▶ **Instructions for the task**: For each line in the records that contains "Destination", make a copy.

▶ **Dataset records**:
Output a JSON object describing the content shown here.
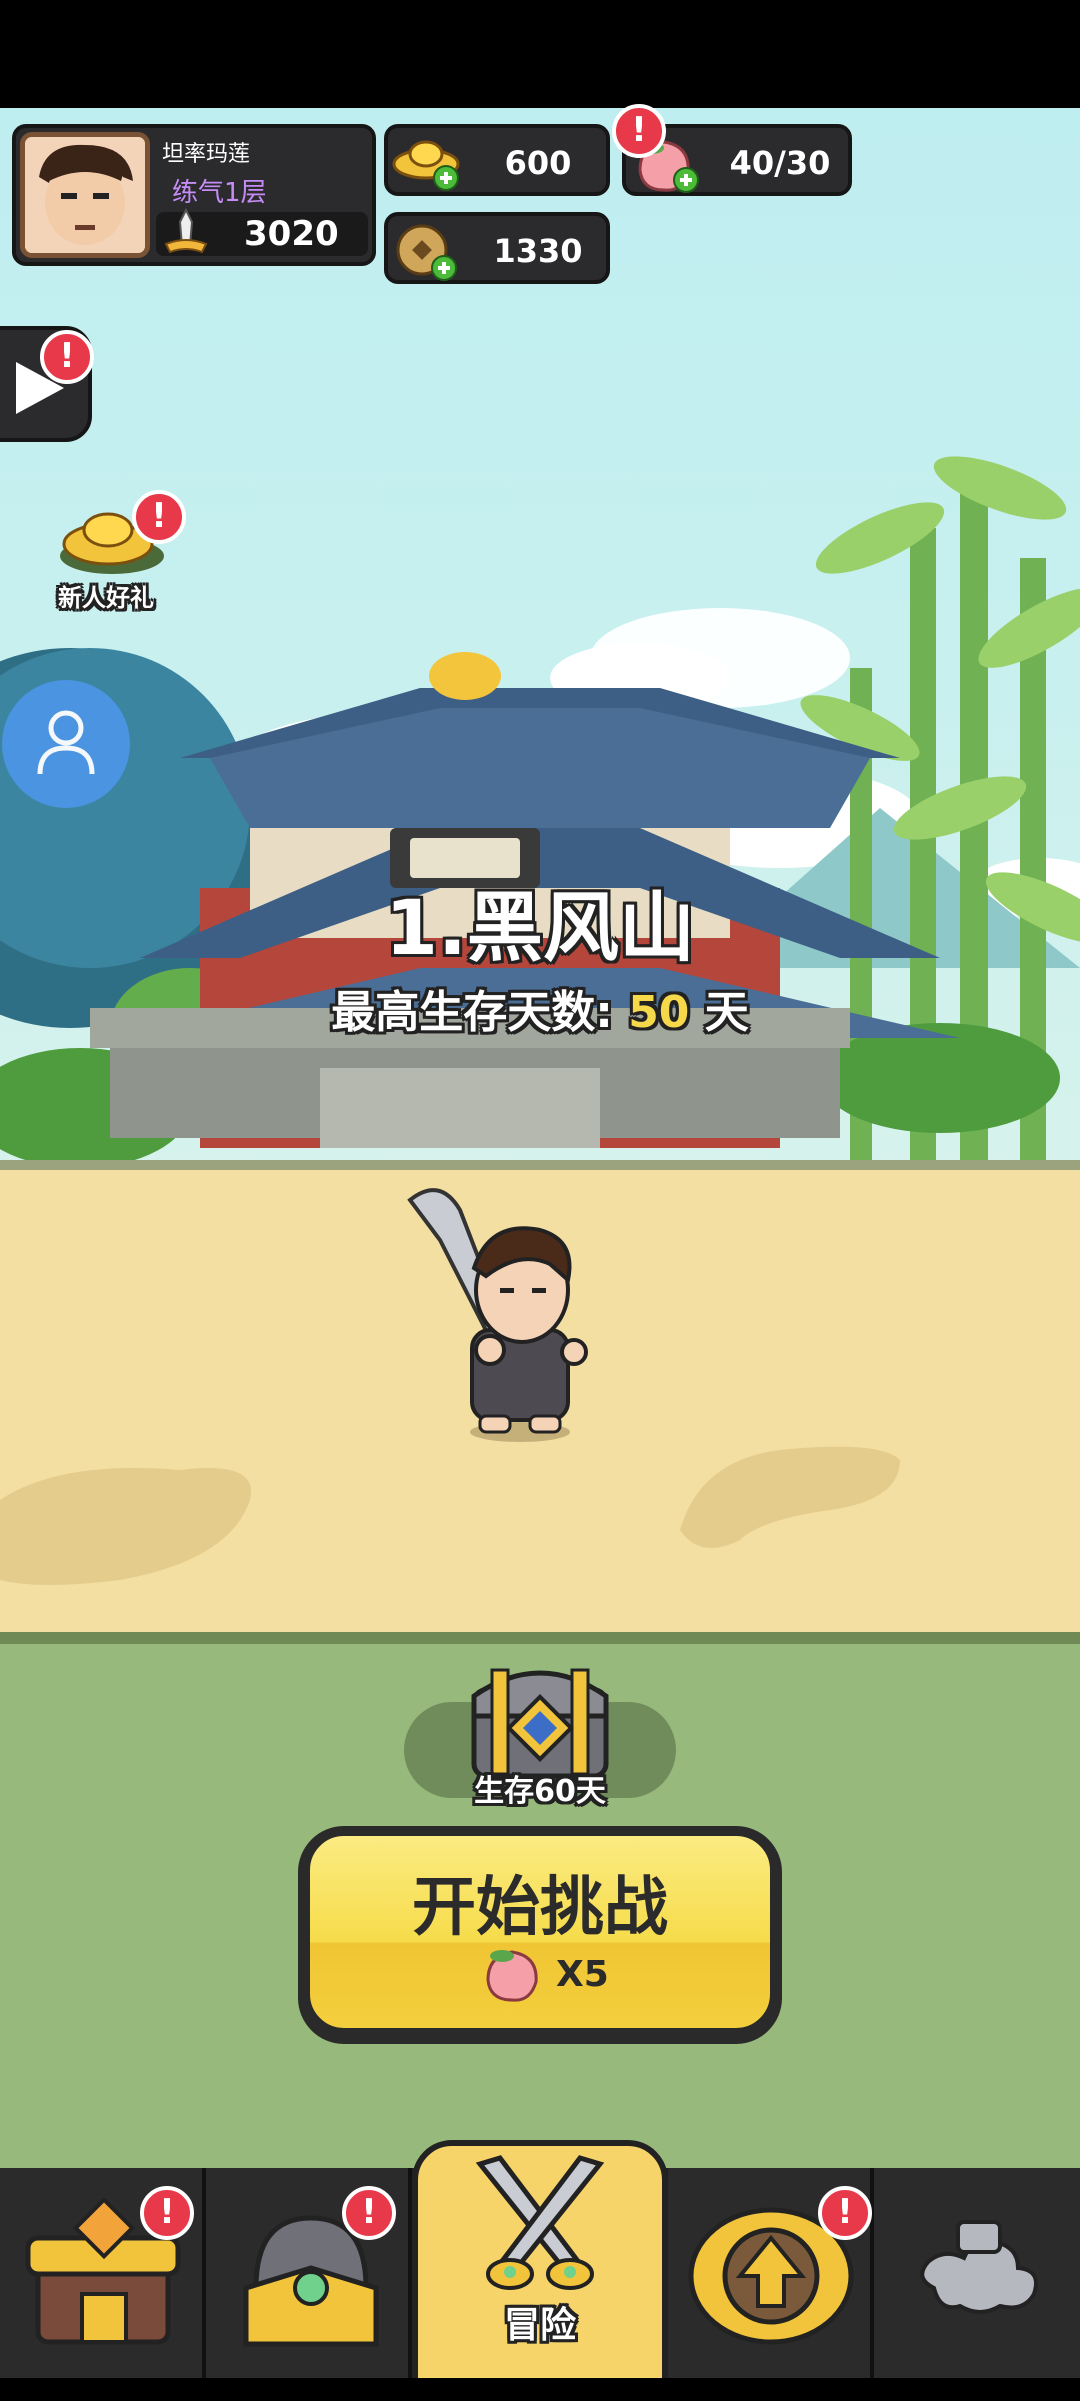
{
  "player": {
    "name": "坦率玛莲",
    "realm": "练气1层",
    "power": "3020"
  },
  "resources": {
    "gold": "600",
    "peach": "40/30",
    "coin": "1330"
  },
  "side": {
    "newbie_gift": "新人好礼"
  },
  "stage": {
    "title": "1.黑风山",
    "survival_label": "最高生存天数:",
    "survival_days": "50",
    "survival_unit": "天"
  },
  "reward": {
    "label": "生存60天"
  },
  "start": {
    "label": "开始挑战",
    "cost": "X5"
  },
  "nav": {
    "adventure": "冒险"
  },
  "colors": {
    "accent_yellow": "#f6d94a",
    "badge_red": "#e8394a",
    "panel_dark": "#2b2b2e"
  }
}
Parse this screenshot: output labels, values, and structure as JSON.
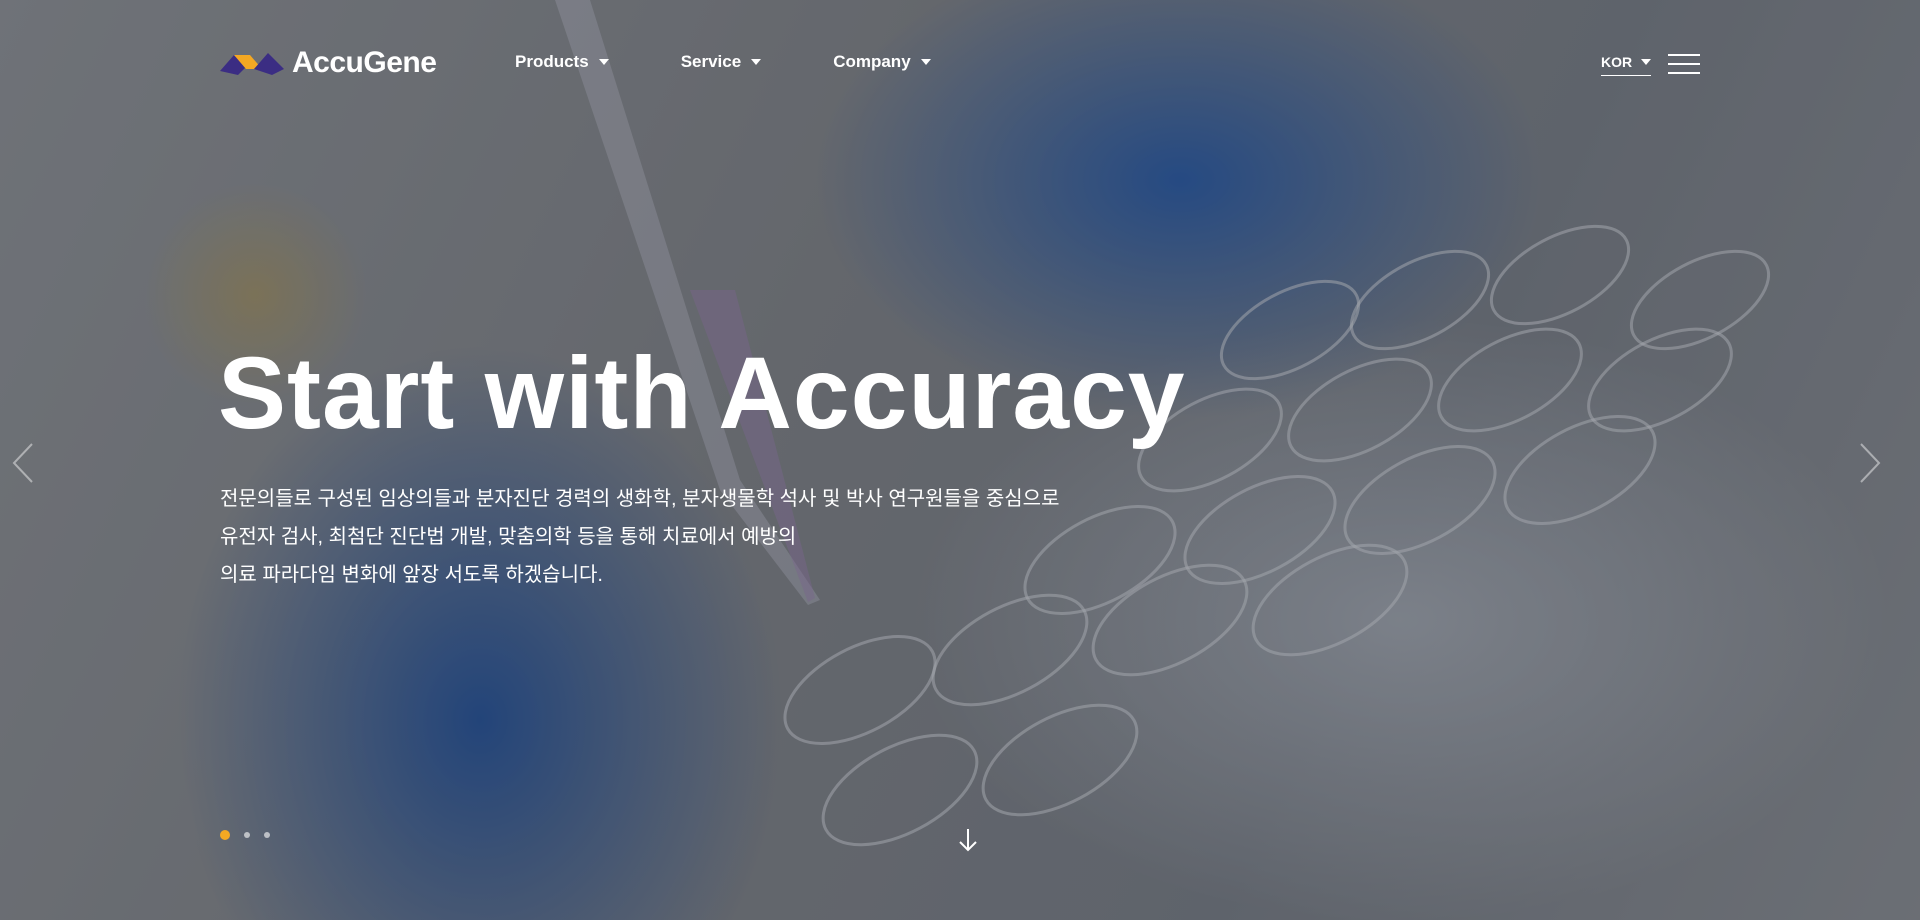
{
  "brand": {
    "name": "AccuGene",
    "accent": "#f4a823",
    "mark_dark": "#3b2d83"
  },
  "nav": {
    "items": [
      {
        "label": "Products"
      },
      {
        "label": "Service"
      },
      {
        "label": "Company"
      }
    ]
  },
  "language": {
    "selected": "KOR"
  },
  "hero": {
    "headline": "Start with Accuracy",
    "description": [
      "전문의들로 구성된 임상의들과 분자진단 경력의 생화학, 분자생물학 석사 및 박사 연구원들을 중심으로",
      "유전자 검사, 최첨단 진단법 개발, 맞춤의학 등을 통해 치료에서 예방의",
      "의료 파라다임 변화에 앞장 서도록 하겠습니다."
    ]
  },
  "slider": {
    "count": 3,
    "active": 1
  },
  "icons": {
    "menu": "hamburger-icon",
    "prev": "chevron-left-icon",
    "next": "chevron-right-icon",
    "scroll": "arrow-down-icon"
  }
}
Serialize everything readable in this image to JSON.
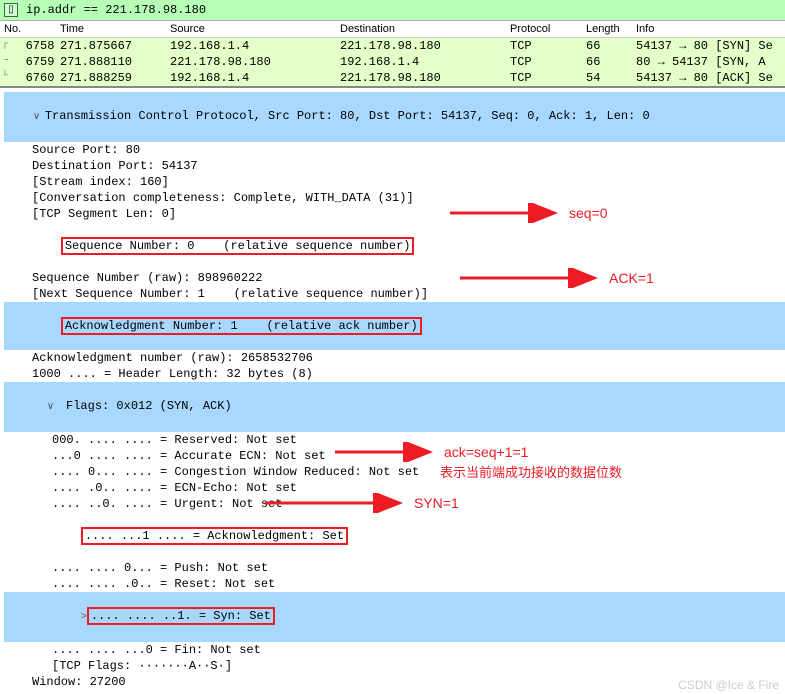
{
  "filter": {
    "value": "ip.addr == 221.178.98.180"
  },
  "headers": {
    "no": "No.",
    "time": "Time",
    "source": "Source",
    "destination": "Destination",
    "protocol": "Protocol",
    "length": "Length",
    "info": "Info"
  },
  "packets": [
    {
      "no": "6758",
      "time": "271.875667",
      "src": "192.168.1.4",
      "dst": "221.178.98.180",
      "proto": "TCP",
      "len": "66",
      "info": "54137 → 80 [SYN] Se"
    },
    {
      "no": "6759",
      "time": "271.888110",
      "src": "221.178.98.180",
      "dst": "192.168.1.4",
      "proto": "TCP",
      "len": "66",
      "info": "80 → 54137 [SYN, A"
    },
    {
      "no": "6760",
      "time": "271.888259",
      "src": "192.168.1.4",
      "dst": "221.178.98.180",
      "proto": "TCP",
      "len": "54",
      "info": "54137 → 80 [ACK] Se"
    }
  ],
  "details": {
    "header": "Transmission Control Protocol, Src Port: 80, Dst Port: 54137, Seq: 0, Ack: 1, Len: 0",
    "lines": {
      "src_port": "Source Port: 80",
      "dst_port": "Destination Port: 54137",
      "stream_index": "[Stream index: 160]",
      "conv": "[Conversation completeness: Complete, WITH_DATA (31)]",
      "seg_len": "[TCP Segment Len: 0]",
      "seq_num": "Sequence Number: 0    (relative sequence number)",
      "seq_raw": "Sequence Number (raw): 898960222",
      "next_seq": "[Next Sequence Number: 1    (relative sequence number)]",
      "ack_num": "Acknowledgment Number: 1    (relative ack number)",
      "ack_raw": "Acknowledgment number (raw): 2658532706",
      "hdr_len": "1000 .... = Header Length: 32 bytes (8)",
      "flags_hdr": "Flags: 0x012 (SYN, ACK)",
      "f_reserved": "000. .... .... = Reserved: Not set",
      "f_aecn": "...0 .... .... = Accurate ECN: Not set",
      "f_cwr": ".... 0... .... = Congestion Window Reduced: Not set",
      "f_ece": ".... .0.. .... = ECN-Echo: Not set",
      "f_urg": ".... ..0. .... = Urgent: Not set",
      "f_ack": ".... ...1 .... = Acknowledgment: Set",
      "f_psh": ".... .... 0... = Push: Not set",
      "f_rst": ".... .... .0.. = Reset: Not set",
      "f_syn": ".... .... ..1. = Syn: Set",
      "f_fin": ".... .... ...0 = Fin: Not set",
      "tcp_flags": "[TCP Flags: ·······A··S·]",
      "window": "Window: 27200"
    }
  },
  "annotations": {
    "seq": "seq=0",
    "ack_upper": "ACK=1",
    "ack_eq": "ack=seq+1=1",
    "ack_eq_sub": "表示当前端成功接收的数据位数",
    "syn": "SYN=1"
  },
  "watermark": "CSDN @Ice & Fire"
}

▶ **Task solution**:
    "destination": "Destination",
      "dst_port": "Destination Port: 54137",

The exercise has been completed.